Start of Block
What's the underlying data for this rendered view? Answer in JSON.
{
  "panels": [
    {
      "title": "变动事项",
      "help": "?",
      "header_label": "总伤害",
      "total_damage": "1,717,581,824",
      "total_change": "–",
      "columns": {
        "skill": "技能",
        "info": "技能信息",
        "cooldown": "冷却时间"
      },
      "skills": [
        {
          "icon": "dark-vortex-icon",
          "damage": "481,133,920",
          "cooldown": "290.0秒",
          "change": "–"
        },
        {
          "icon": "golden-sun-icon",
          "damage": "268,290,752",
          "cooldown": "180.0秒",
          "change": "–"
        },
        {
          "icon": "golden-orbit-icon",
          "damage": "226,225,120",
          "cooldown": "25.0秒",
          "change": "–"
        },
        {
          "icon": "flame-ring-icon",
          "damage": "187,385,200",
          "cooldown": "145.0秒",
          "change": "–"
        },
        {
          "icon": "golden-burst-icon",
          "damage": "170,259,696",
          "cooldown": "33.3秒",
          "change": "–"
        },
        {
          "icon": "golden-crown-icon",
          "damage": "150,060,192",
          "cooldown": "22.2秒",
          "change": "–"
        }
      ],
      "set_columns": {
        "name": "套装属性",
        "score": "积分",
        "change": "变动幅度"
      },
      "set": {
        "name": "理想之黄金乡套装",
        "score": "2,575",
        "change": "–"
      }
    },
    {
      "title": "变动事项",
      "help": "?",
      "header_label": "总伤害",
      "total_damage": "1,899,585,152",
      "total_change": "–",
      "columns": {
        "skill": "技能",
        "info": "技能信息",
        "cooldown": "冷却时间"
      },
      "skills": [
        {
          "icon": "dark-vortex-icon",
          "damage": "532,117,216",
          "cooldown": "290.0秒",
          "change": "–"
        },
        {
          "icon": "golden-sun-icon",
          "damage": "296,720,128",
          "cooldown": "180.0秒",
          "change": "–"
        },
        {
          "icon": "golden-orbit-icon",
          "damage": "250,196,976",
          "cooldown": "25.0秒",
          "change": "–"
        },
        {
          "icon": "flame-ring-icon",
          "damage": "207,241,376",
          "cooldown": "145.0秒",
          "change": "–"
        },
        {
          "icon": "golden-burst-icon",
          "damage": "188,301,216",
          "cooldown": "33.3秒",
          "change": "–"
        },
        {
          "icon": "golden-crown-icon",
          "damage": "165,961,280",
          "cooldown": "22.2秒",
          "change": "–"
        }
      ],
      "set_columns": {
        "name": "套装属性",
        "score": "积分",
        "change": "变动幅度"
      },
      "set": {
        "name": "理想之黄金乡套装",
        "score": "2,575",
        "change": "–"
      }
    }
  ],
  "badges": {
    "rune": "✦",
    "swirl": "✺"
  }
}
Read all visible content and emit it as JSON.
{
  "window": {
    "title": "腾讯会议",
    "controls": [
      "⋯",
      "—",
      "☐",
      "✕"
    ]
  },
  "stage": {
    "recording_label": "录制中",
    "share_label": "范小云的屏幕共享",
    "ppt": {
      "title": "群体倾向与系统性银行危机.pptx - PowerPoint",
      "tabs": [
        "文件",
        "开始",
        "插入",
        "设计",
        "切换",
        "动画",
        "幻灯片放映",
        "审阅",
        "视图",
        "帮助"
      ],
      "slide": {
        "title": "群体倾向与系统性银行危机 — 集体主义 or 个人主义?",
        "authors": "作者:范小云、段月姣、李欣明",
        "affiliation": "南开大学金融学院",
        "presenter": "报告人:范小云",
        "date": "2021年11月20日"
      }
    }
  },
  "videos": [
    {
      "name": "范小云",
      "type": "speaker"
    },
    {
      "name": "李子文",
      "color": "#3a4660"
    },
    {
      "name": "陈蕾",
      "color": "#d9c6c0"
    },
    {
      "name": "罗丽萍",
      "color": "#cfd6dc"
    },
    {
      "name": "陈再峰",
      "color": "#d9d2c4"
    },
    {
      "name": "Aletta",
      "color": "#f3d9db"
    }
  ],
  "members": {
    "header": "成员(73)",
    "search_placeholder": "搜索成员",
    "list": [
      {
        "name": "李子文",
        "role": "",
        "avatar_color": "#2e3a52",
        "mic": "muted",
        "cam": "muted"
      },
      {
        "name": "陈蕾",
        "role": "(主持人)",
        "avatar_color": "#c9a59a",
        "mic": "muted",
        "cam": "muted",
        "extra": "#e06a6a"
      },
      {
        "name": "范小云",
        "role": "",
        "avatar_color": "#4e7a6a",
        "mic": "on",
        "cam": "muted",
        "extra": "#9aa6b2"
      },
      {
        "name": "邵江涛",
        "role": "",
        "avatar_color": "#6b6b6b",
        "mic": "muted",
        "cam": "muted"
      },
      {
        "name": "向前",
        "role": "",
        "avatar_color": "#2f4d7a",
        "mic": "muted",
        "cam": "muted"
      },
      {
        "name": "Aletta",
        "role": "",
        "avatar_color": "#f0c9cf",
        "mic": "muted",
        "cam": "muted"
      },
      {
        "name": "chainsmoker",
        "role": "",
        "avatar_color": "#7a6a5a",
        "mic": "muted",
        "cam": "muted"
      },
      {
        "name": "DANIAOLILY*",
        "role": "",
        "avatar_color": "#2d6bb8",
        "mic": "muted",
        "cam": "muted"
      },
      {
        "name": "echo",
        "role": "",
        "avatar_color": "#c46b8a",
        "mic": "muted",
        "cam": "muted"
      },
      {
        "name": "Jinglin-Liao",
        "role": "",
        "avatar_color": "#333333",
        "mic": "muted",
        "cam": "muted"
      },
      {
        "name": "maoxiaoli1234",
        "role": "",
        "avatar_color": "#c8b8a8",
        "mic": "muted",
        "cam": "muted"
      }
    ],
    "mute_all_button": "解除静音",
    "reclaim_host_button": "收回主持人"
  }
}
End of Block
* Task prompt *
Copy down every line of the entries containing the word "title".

* Answer to this exercise *
      "title": "变动事项",
      "title": "变动事项",
    "title": "腾讯会议",
      "title": "群体倾向与系统性银行危机.pptx - PowerPoint",
        "title": "群体倾向与系统性银行危机 — 集体主义 or 个人主义?",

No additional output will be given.